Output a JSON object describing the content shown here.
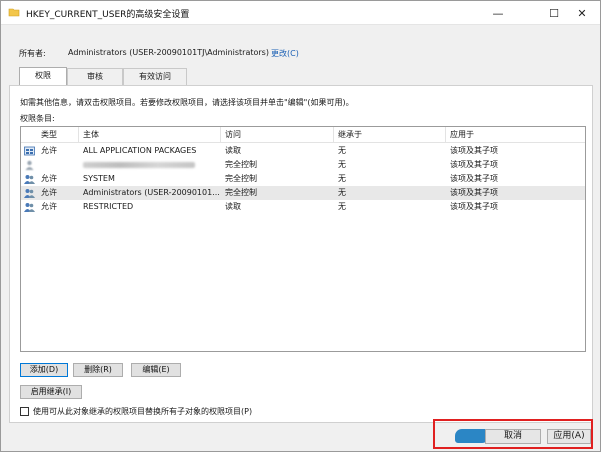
{
  "window": {
    "title": "HKEY_CURRENT_USER的高级安全设置",
    "minimize_glyph": "—",
    "maximize_glyph": "☐",
    "close_glyph": "✕"
  },
  "owner": {
    "label": "所有者:",
    "value": "Administrators (USER-20090101TJ\\Administrators)",
    "change_link": "更改(C)"
  },
  "tabs": [
    {
      "label": "权限",
      "active": true
    },
    {
      "label": "审核",
      "active": false
    },
    {
      "label": "有效访问",
      "active": false
    }
  ],
  "panel": {
    "instruction": "如需其他信息，请双击权限项目。若要修改权限项目，请选择该项目并单击\"编辑\"(如果可用)。",
    "entries_label": "权限条目:"
  },
  "table": {
    "headers": [
      "类型",
      "主体",
      "访问",
      "继承于",
      "应用于"
    ],
    "rows": [
      {
        "icon": "app-packages-icon",
        "type": "允许",
        "principal": "ALL APPLICATION PACKAGES",
        "access": "读取",
        "inherited_from": "无",
        "applies_to": "该项及其子项",
        "blurred": false,
        "selected": false
      },
      {
        "icon": "user-icon",
        "type": "",
        "principal": "",
        "access": "完全控制",
        "inherited_from": "无",
        "applies_to": "该项及其子项",
        "blurred": true,
        "selected": false
      },
      {
        "icon": "users-icon",
        "type": "允许",
        "principal": "SYSTEM",
        "access": "完全控制",
        "inherited_from": "无",
        "applies_to": "该项及其子项",
        "blurred": false,
        "selected": false
      },
      {
        "icon": "users-icon",
        "type": "允许",
        "principal": "Administrators (USER-20090101...",
        "access": "完全控制",
        "inherited_from": "无",
        "applies_to": "该项及其子项",
        "blurred": false,
        "selected": true
      },
      {
        "icon": "users-icon",
        "type": "允许",
        "principal": "RESTRICTED",
        "access": "读取",
        "inherited_from": "无",
        "applies_to": "该项及其子项",
        "blurred": false,
        "selected": false
      }
    ]
  },
  "buttons": {
    "add": "添加(D)",
    "remove": "删除(R)",
    "edit": "编辑(E)",
    "enable_inheritance": "启用继承(I)",
    "cancel": "取消",
    "apply": "应用(A)"
  },
  "checkbox": {
    "label": "使用可从此对象继承的权限项目替换所有子对象的权限项目(P)",
    "checked": false
  },
  "colors": {
    "link": "#1a5fb4",
    "highlight_box": "#e02020",
    "selected_row": "#e8e8e8"
  }
}
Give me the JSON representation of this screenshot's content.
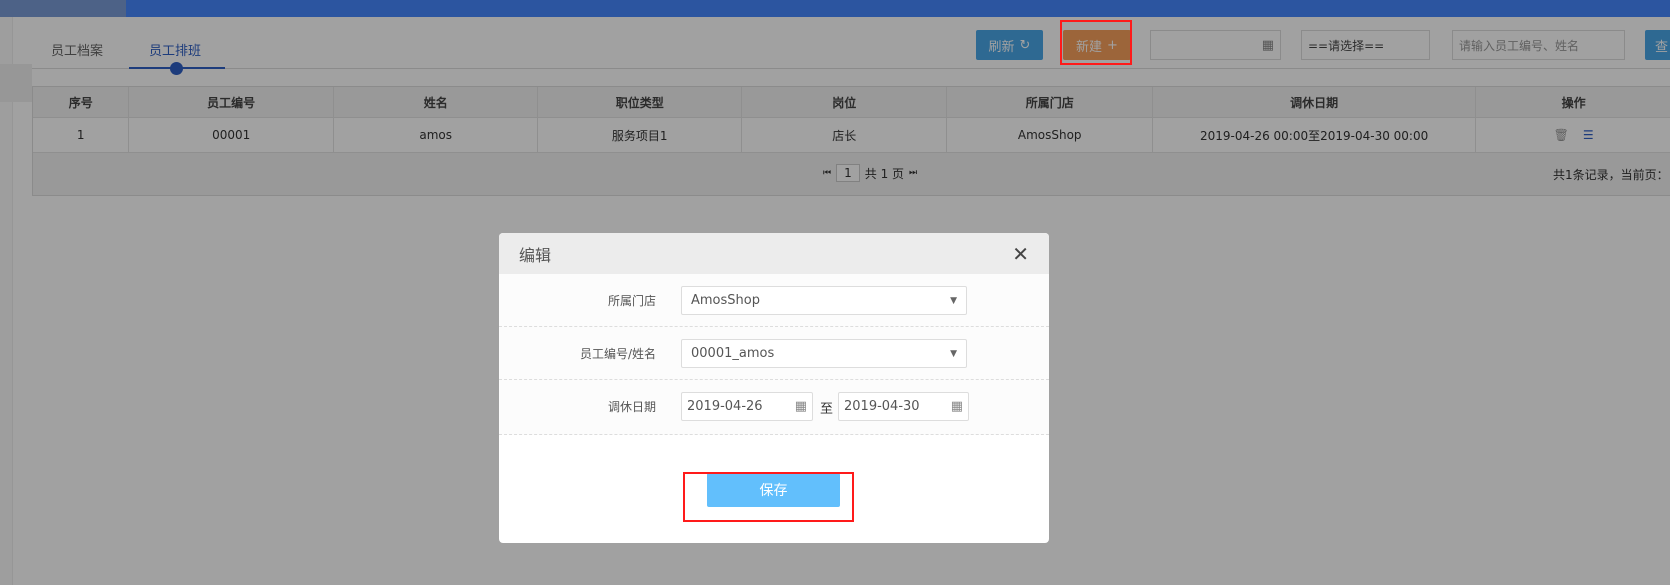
{
  "tabs": [
    {
      "label": "员工档案"
    },
    {
      "label": "员工排班"
    }
  ],
  "toolbar": {
    "refresh_label": "刷新",
    "refresh_icon": "↻",
    "new_label": "新建",
    "new_icon": "+",
    "select_value": "==请选择==",
    "search_placeholder": "请输入员工编号、姓名",
    "query_label": "查"
  },
  "table": {
    "headers": [
      "序号",
      "员工编号",
      "姓名",
      "职位类型",
      "岗位",
      "所属门店",
      "调休日期",
      "操作"
    ],
    "rows": [
      [
        "1",
        "00001",
        "amos",
        "服务项目1",
        "店长",
        "AmosShop",
        "2019-04-26 00:00至2019-04-30 00:00"
      ]
    ],
    "pager": {
      "page": "1",
      "total": "共 1 页",
      "summary": "共1条记录，当前页："
    }
  },
  "dialog": {
    "title": "编辑",
    "store_label": "所属门店",
    "store_value": "AmosShop",
    "employee_label": "员工编号/姓名",
    "employee_value": "00001_amos",
    "date_label": "调休日期",
    "date_from": "2019-04-26",
    "date_sep": "至",
    "date_to": "2019-04-30",
    "save_label": "保存"
  }
}
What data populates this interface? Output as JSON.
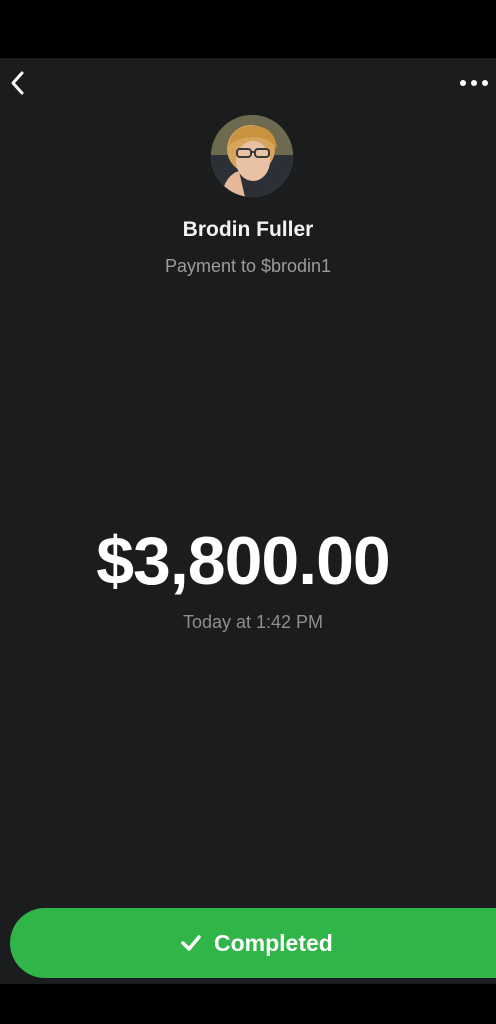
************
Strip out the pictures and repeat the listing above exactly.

# [Exercise response]
Output a JSON object describing the content shown here.
{
  "window": {
    "title": "HKEY_CURRENT_USER的高级安全设置",
    "minimize_glyph": "—",
    "maximize_glyph": "☐",
    "close_glyph": "✕"
  },
  "owner": {
    "label": "所有者:",
    "value": "Administrators (USER-20090101TJ\\Administrators)",
    "change_link": "更改(C)"
  },
  "tabs": [
    {
      "label": "权限",
      "active": true
    },
    {
      "label": "审核",
      "active": false
    },
    {
      "label": "有效访问",
      "active": false
    }
  ],
  "panel": {
    "instruction": "如需其他信息，请双击权限项目。若要修改权限项目，请选择该项目并单击\"编辑\"(如果可用)。",
    "entries_label": "权限条目:"
  },
  "table": {
    "headers": [
      "类型",
      "主体",
      "访问",
      "继承于",
      "应用于"
    ],
    "rows": [
      {
        "icon": "app-packages-icon",
        "type": "允许",
        "principal": "ALL APPLICATION PACKAGES",
        "access": "读取",
        "inherited_from": "无",
        "applies_to": "该项及其子项",
        "blurred": false,
        "selected": false
      },
      {
        "icon": "user-icon",
        "type": "",
        "principal": "",
        "access": "完全控制",
        "inherited_from": "无",
        "applies_to": "该项及其子项",
        "blurred": true,
        "selected": false
      },
      {
        "icon": "users-icon",
        "type": "允许",
        "principal": "SYSTEM",
        "access": "完全控制",
        "inherited_from": "无",
        "applies_to": "该项及其子项",
        "blurred": false,
        "selected": false
      },
      {
        "icon": "users-icon",
        "type": "允许",
        "principal": "Administrators (USER-20090101...",
        "access": "完全控制",
        "inherited_from": "无",
        "applies_to": "该项及其子项",
        "blurred": false,
        "selected": true
      },
      {
        "icon": "users-icon",
        "type": "允许",
        "principal": "RESTRICTED",
        "access": "读取",
        "inherited_from": "无",
        "applies_to": "该项及其子项",
        "blurred": false,
        "selected": false
      }
    ]
  },
  "buttons": {
    "add": "添加(D)",
    "remove": "删除(R)",
    "edit": "编辑(E)",
    "enable_inheritance": "启用继承(I)",
    "cancel": "取消",
    "apply": "应用(A)"
  },
  "checkbox": {
    "label": "使用可从此对象继承的权限项目替换所有子对象的权限项目(P)",
    "checked": false
  },
  "colors": {
    "link": "#1a5fb4",
    "highlight_box": "#e02020",
    "selected_row": "#e8e8e8"
  }
}
Give me the JSON representation of this screenshot's content.
{
  "tabs": [
    {
      "label": "员工档案"
    },
    {
      "label": "员工排班"
    }
  ],
  "toolbar": {
    "refresh_label": "刷新",
    "refresh_icon": "↻",
    "new_label": "新建",
    "new_icon": "+",
    "select_value": "==请选择==",
    "search_placeholder": "请输入员工编号、姓名",
    "query_label": "查"
  },
  "table": {
    "headers": [
      "序号",
      "员工编号",
      "姓名",
      "职位类型",
      "岗位",
      "所属门店",
      "调休日期",
      "操作"
    ],
    "rows": [
      [
        "1",
        "00001",
        "amos",
        "服务项目1",
        "店长",
        "AmosShop",
        "2019-04-26 00:00至2019-04-30 00:00"
      ]
    ],
    "pager": {
      "page": "1",
      "total": "共 1 页",
      "summary": "共1条记录，当前页："
    }
  },
  "dialog": {
    "title": "编辑",
    "store_label": "所属门店",
    "store_value": "AmosShop",
    "employee_label": "员工编号/姓名",
    "employee_value": "00001_amos",
    "date_label": "调休日期",
    "date_from": "2019-04-26",
    "date_sep": "至",
    "date_to": "2019-04-30",
    "save_label": "保存"
  }
}
What data populates this interface? Output as JSON.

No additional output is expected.